WELL done to Lothersdale Primary School pupils who have been busy over the last couple of weeks decorating and filling shoeboxes to support the Christmas Shoebox Appeal organised by the charity, Samaritan’s Purse. The shoeboxes will be sent abroad to be given to children who have been caught up in conflict and the children are very proud to have contributed to this worthwhile cause, says the school.

THE traffic enforcement officers, as they are now called, are a familiar site in around Craven now, but back in December, 1966, Skipton's first ever traffic warden - a Mr J H Tranter, from Cross Hills -was snapped by a Craven Herald photographer as he attached a parking ticket to a mini, parked in a haphazard way on Skipton High Street setts.

DAVID Mitchell, son of Dalesman, the late Bill Mitchell, will be signing copies of his book 'Bill Mitchell's Yorkshire' at The Folly, Settle, on Tuesday, November 29. The book contains a lifetime of memories of the journalist, former editor of The Dalesman and contributor to the Craven Herald. David, and other members of his family, will be at The Folly from 10am to 4pm, when tea, coffee and biscuits will be on sale, all in all, it promises to be a great Yorkshire day out for all the family - other books from Bill Mitchell's collection will be on sale, with proceeds going to the Folly.

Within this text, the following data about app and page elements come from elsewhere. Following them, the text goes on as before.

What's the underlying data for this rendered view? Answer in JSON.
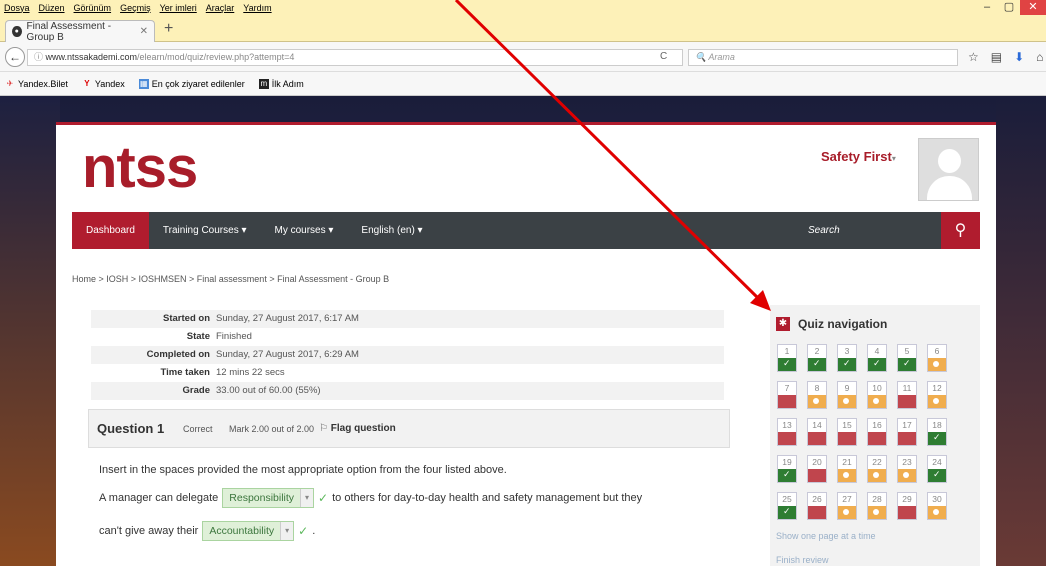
{
  "browser": {
    "menu": [
      "Dosya",
      "Düzen",
      "Görünüm",
      "Geçmiş",
      "Yer imleri",
      "Araçlar",
      "Yardım"
    ],
    "window_controls": [
      "–",
      "▢",
      "✕"
    ],
    "tab_title": "Final Assessment - Group B",
    "tab_close": "✕",
    "new_tab": "+",
    "url_domain": "www.ntssakademi.com",
    "url_path": "/elearn/mod/quiz/review.php?attempt=4",
    "search_placeholder": "Arama",
    "bookmarks": [
      "Yandex.Bilet",
      "Yandex",
      "En çok ziyaret edilenler",
      "İlk Adım"
    ]
  },
  "site": {
    "logo": "ntss",
    "user_name": "Safety First",
    "nav": [
      "Dashboard",
      "Training Courses ▾",
      "My courses ▾",
      "English (en) ▾"
    ],
    "search_placeholder": "Search",
    "breadcrumb": "Home  >  IOSH  >  IOSHMSEN  >  Final assessment  >  Final Assessment - Group B"
  },
  "summary": [
    {
      "label": "Started on",
      "value": "Sunday, 27 August 2017, 6:17 AM"
    },
    {
      "label": "State",
      "value": "Finished"
    },
    {
      "label": "Completed on",
      "value": "Sunday, 27 August 2017, 6:29 AM"
    },
    {
      "label": "Time taken",
      "value": "12 mins 22 secs"
    },
    {
      "label": "Grade",
      "value": "33.00 out of 60.00 (55%)"
    }
  ],
  "question": {
    "number": "Question 1",
    "status": "Correct",
    "mark": "Mark 2.00 out of 2.00",
    "flag": "Flag question",
    "instruction": "Insert in the spaces provided the most appropriate option from the four listed above.",
    "line1_pre": "A manager can delegate",
    "answer1": "Responsibility",
    "line1_post": "to others for day-to-day health and safety management but they",
    "line2_pre": "can't give away their",
    "answer2": "Accountability",
    "line2_post": "."
  },
  "quiz_nav": {
    "title": "Quiz navigation",
    "questions": [
      {
        "n": "1",
        "s": "correct"
      },
      {
        "n": "2",
        "s": "correct"
      },
      {
        "n": "3",
        "s": "correct"
      },
      {
        "n": "4",
        "s": "correct"
      },
      {
        "n": "5",
        "s": "correct"
      },
      {
        "n": "6",
        "s": "partial"
      },
      {
        "n": "7",
        "s": "incorrect"
      },
      {
        "n": "8",
        "s": "partial"
      },
      {
        "n": "9",
        "s": "partial"
      },
      {
        "n": "10",
        "s": "partial"
      },
      {
        "n": "11",
        "s": "incorrect"
      },
      {
        "n": "12",
        "s": "partial"
      },
      {
        "n": "13",
        "s": "incorrect"
      },
      {
        "n": "14",
        "s": "incorrect"
      },
      {
        "n": "15",
        "s": "incorrect"
      },
      {
        "n": "16",
        "s": "incorrect"
      },
      {
        "n": "17",
        "s": "incorrect"
      },
      {
        "n": "18",
        "s": "correct"
      },
      {
        "n": "19",
        "s": "correct"
      },
      {
        "n": "20",
        "s": "incorrect"
      },
      {
        "n": "21",
        "s": "partial"
      },
      {
        "n": "22",
        "s": "partial"
      },
      {
        "n": "23",
        "s": "partial"
      },
      {
        "n": "24",
        "s": "correct"
      },
      {
        "n": "25",
        "s": "correct"
      },
      {
        "n": "26",
        "s": "incorrect"
      },
      {
        "n": "27",
        "s": "partial"
      },
      {
        "n": "28",
        "s": "partial"
      },
      {
        "n": "29",
        "s": "incorrect"
      },
      {
        "n": "30",
        "s": "partial"
      }
    ],
    "show_one_page": "Show one page at a time",
    "finish_review": "Finish review"
  },
  "colors": {
    "brand": "#a81d2a",
    "correct": "#2e7d32",
    "incorrect": "#c0454d",
    "partial": "#f0ad4e",
    "annotation_arrow": "#e00000"
  }
}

CRAVEN may not have been the best place to view last week's Super Moon, what with all the heavy cloud, but there were some pretty impressive rainbows to be seen. Jenny Cornish took this picture of one in Skipton town centre.

THERE is something of a tradition for motorcycling in Craven, what with the Lampkin family filling the pages of the Craven Herald for several decades. Dougie Lampkin, who lives at Bell Busk, is 12 times world trials bike champion, and recently completed an entire lap of the 37 mile Isle of Man TT course on one wheel. Motorcycle insurance brokers, Carole Nash, believes motorcyclists often pass on their passion fr biking to their sons and daughters - and they are asking people to send in their pictures. The best pictures will be chosen by judges including two times World Superbike Champion, Jonathan Rea. The chosen winner will receive a brand new toy motorbike worth up to £150, just in time to ride around this Christmas.

Entries before December 2 should be shared at the website carolenash.com/news/1742-little-hell-raisers

HORSE riders from far and wide can always be sure of a festive welcome at Craven Country Ride, Coniston Cold come Christmas time. David Coates and the team are putting on a series of Christmas trail rides next month, and riders can be sure there will be plenty of Christmassy decorations on the obstacles to test the bravest of horses, and riders. The special five mile route will feature up to 25 obstacles, which are all optional. A warming 'stirrup cup' of mulled wine and homemade mince pie will be served up on route, a perfect antidote to the coldest of days, and at the end, there will be roast turkey and stuffing - served up in a bun. And not only all that, but riders will be a special Christmas rosette. Champion. Trail rides are due to take place on Sunday, December 4 and Sunday, December 11, with riders setting off between 10am and 12 midday. Cost of ride is £40, to book a place email info@cravencountryride.co.uk or telephone 01756 749300.

AS part of their studies of the English Civil War, year eight pupils at Ermysted's Grammar School in Skipton were given the opportunity to get their hands on some weaponry and clothing of the times. Historian Des Thomas visited the school and recreated the character of Colonel Granville Thomas. He explained the development and use of the equipment and weaponry on the battlefield and pupils were given the opportunity to handle some of the artefacts. The, outside thankfully, Mr Thomas demonstrated the use of a musket and fired a falconet - a light cannon.

A RELATIVE with a very old degu - a type of rodent - has at least on two occasions brought it back from near death by placing it on a warm hot water bottle after leaving it outdoors a bit too long into winter. A colleague, who has a whippet, tells me he will move heaven and earth to avoid going outside when it gets cold and wet, even with a warm coat on. Dr Hugh Stacey, of Vets4Pets, suggests a few simple measures to take with our pets now the colder days are with us. Dogs, for example, will be better seen in fog and dusk, if they have their own high-visibility coats. Dogs do love and need their walks - even comfort loving whippets - but they do need to be kept warm, and once they're back home, they need to be towelled off. Its a good idea to get reflective collars for cats, so they can be seen, and do move rabbits, and degus, into warmer accommodation.